** Opening Source records block **

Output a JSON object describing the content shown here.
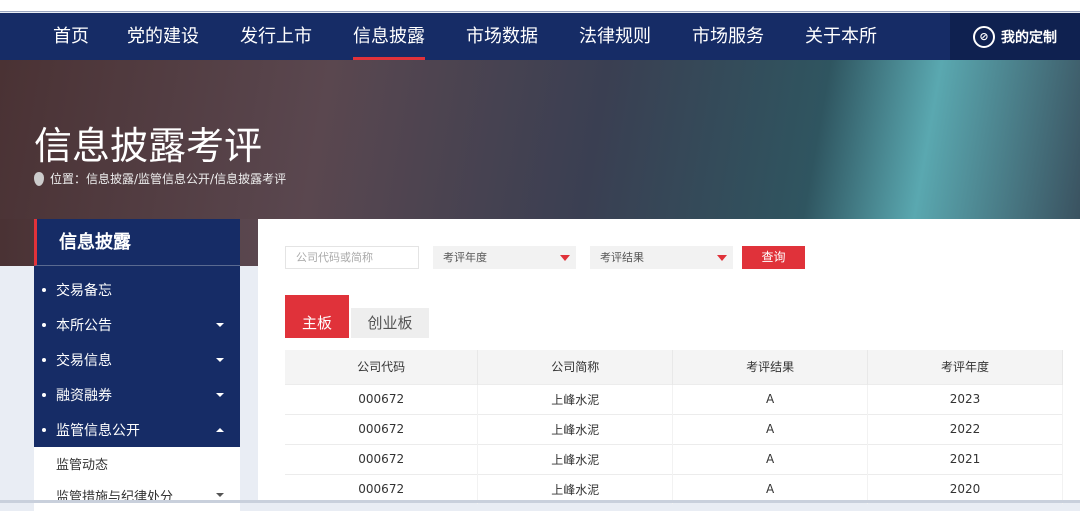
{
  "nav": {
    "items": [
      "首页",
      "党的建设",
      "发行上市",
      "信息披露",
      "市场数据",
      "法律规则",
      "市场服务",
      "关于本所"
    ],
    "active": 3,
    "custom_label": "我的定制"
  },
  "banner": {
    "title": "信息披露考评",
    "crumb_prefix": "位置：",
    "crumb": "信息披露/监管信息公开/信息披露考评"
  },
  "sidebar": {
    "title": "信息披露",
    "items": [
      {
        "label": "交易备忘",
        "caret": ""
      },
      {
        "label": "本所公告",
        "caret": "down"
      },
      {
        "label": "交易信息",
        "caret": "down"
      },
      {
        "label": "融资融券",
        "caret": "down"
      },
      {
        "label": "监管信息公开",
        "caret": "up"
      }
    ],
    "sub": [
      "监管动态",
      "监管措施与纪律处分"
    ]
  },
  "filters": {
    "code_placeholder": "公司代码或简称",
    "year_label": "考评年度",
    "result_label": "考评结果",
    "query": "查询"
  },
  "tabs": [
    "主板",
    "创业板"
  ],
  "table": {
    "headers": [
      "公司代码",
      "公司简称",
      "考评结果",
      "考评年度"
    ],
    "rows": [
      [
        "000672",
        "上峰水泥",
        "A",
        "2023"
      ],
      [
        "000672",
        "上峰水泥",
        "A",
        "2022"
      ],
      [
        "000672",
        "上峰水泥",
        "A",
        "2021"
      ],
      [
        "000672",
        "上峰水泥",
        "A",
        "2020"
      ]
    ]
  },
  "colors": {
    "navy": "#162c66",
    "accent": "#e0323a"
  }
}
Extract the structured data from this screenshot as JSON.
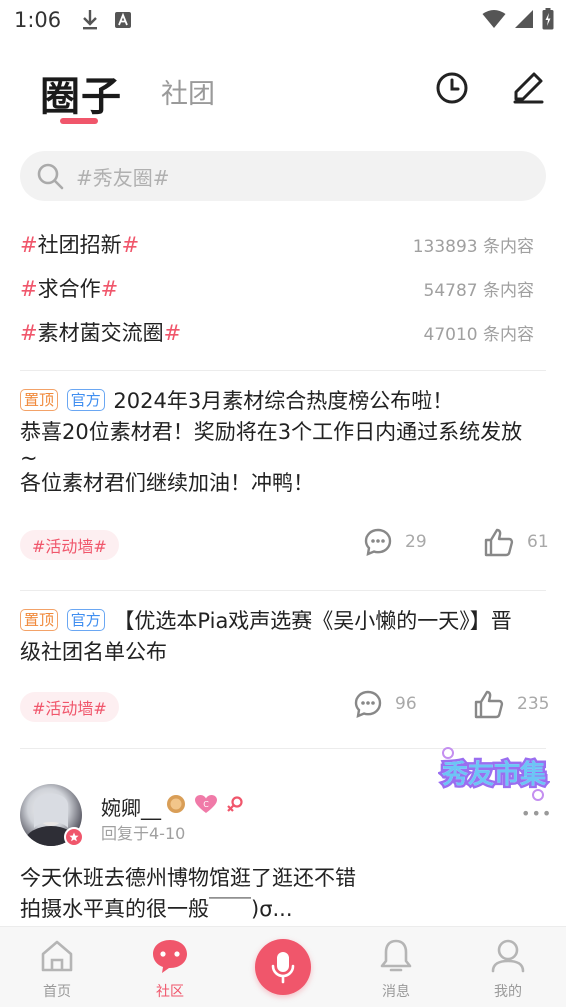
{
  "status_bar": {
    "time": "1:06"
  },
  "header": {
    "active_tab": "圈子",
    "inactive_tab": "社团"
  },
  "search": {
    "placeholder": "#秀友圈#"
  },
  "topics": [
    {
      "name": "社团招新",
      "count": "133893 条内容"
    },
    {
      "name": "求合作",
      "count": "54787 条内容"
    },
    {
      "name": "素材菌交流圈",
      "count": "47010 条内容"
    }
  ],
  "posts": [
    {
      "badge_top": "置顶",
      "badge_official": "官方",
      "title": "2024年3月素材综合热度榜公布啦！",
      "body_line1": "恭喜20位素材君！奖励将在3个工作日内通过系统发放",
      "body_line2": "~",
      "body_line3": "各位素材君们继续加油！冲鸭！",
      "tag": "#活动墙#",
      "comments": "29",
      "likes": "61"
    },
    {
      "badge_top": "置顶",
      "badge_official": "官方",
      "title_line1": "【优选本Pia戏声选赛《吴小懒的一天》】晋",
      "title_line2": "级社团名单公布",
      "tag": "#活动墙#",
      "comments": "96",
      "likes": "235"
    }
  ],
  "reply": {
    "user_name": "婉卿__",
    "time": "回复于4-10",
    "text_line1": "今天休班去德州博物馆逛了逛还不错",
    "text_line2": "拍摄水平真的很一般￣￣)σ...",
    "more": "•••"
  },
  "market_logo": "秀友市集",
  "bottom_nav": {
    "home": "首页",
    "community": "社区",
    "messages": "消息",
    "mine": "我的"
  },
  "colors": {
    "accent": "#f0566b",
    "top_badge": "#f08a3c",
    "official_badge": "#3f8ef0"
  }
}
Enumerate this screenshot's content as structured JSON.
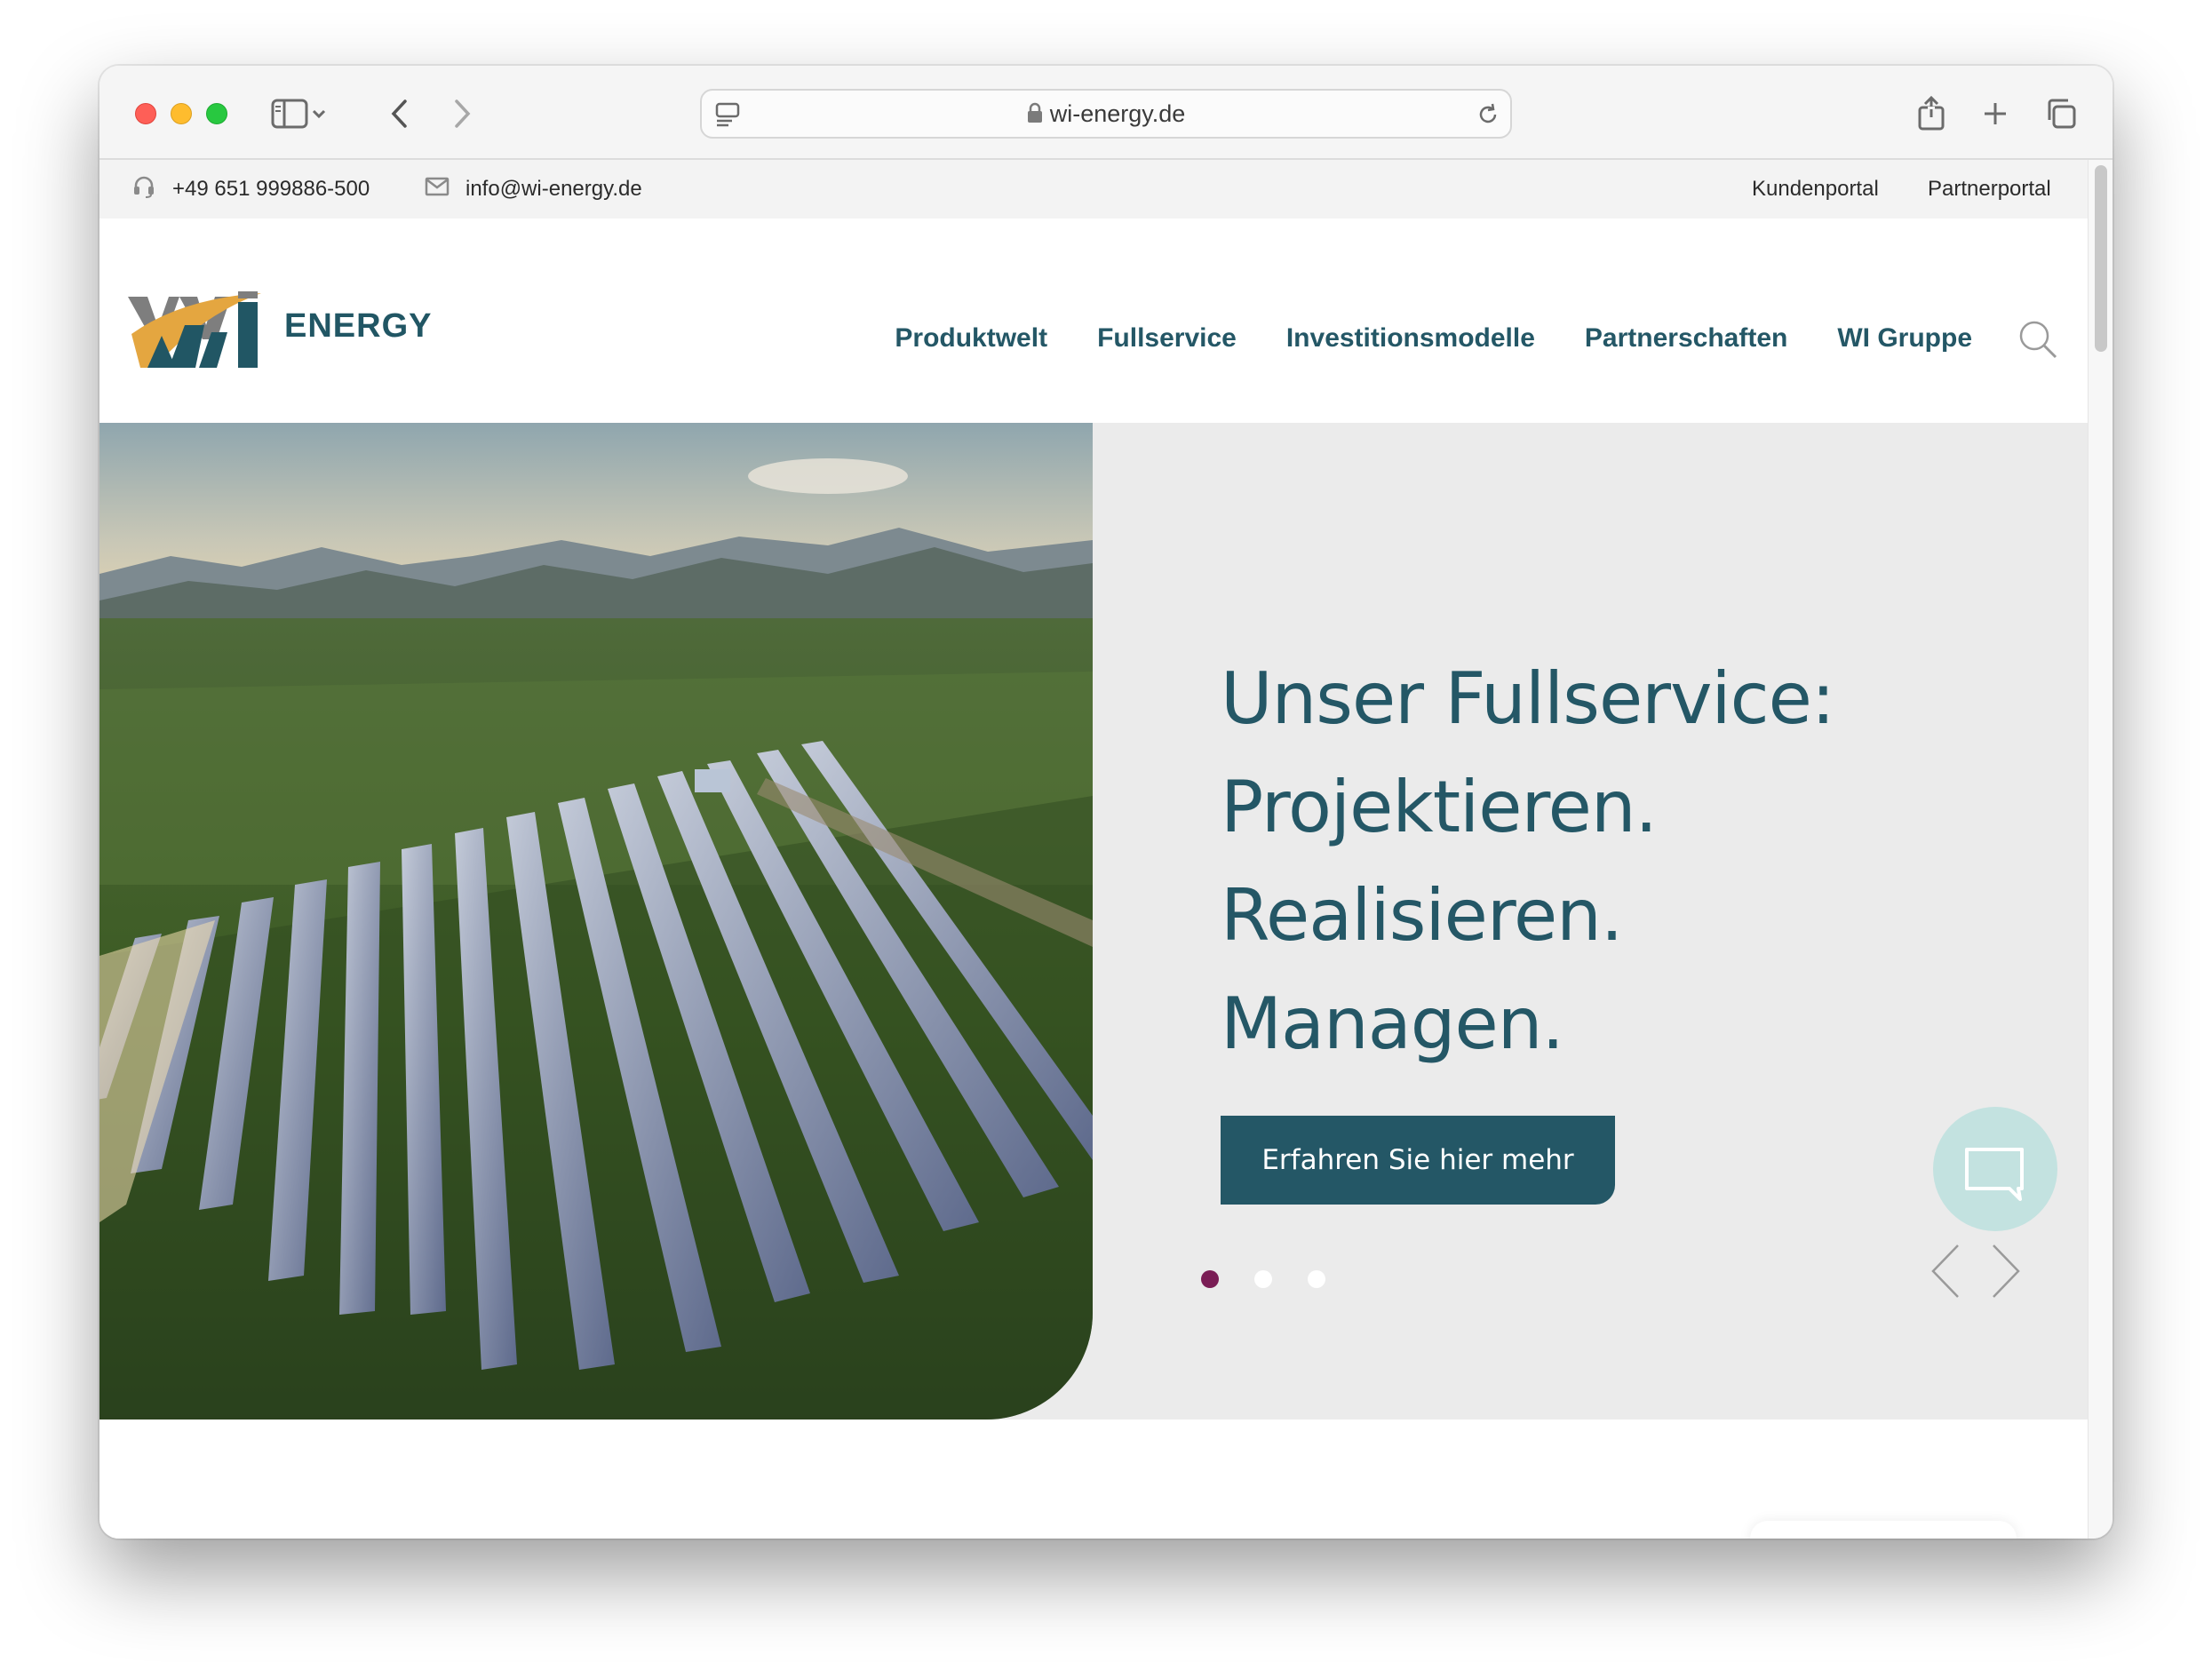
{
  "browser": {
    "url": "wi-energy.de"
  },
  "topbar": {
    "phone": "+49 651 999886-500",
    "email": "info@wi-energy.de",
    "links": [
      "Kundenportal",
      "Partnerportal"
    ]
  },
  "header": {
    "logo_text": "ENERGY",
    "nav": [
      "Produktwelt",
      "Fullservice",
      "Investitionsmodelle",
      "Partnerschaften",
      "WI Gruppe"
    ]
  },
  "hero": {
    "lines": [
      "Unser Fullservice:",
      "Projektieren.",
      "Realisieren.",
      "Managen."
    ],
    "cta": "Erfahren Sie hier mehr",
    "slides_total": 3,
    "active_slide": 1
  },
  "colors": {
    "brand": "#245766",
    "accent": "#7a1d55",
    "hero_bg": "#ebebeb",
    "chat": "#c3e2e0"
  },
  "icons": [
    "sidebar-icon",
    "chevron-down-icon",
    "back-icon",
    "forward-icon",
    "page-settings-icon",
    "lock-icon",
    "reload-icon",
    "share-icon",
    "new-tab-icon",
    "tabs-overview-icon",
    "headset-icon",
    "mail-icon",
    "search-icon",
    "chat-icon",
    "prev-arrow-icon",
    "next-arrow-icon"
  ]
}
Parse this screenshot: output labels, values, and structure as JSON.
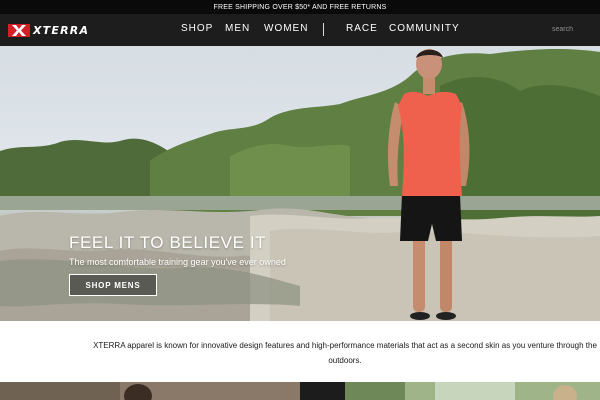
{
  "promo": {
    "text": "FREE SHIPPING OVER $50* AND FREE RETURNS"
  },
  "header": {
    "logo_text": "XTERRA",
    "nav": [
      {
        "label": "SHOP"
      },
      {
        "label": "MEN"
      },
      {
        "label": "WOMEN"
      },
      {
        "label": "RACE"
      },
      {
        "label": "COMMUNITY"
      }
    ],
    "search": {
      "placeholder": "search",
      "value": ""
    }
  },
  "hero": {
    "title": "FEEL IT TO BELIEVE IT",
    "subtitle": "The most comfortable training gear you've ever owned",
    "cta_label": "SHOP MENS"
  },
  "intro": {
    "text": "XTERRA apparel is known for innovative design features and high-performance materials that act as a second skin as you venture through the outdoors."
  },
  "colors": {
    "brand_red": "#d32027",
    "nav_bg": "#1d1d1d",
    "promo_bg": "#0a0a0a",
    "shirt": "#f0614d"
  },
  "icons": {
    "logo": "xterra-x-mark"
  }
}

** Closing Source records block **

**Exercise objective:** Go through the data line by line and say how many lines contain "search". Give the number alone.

**Completed task:** 4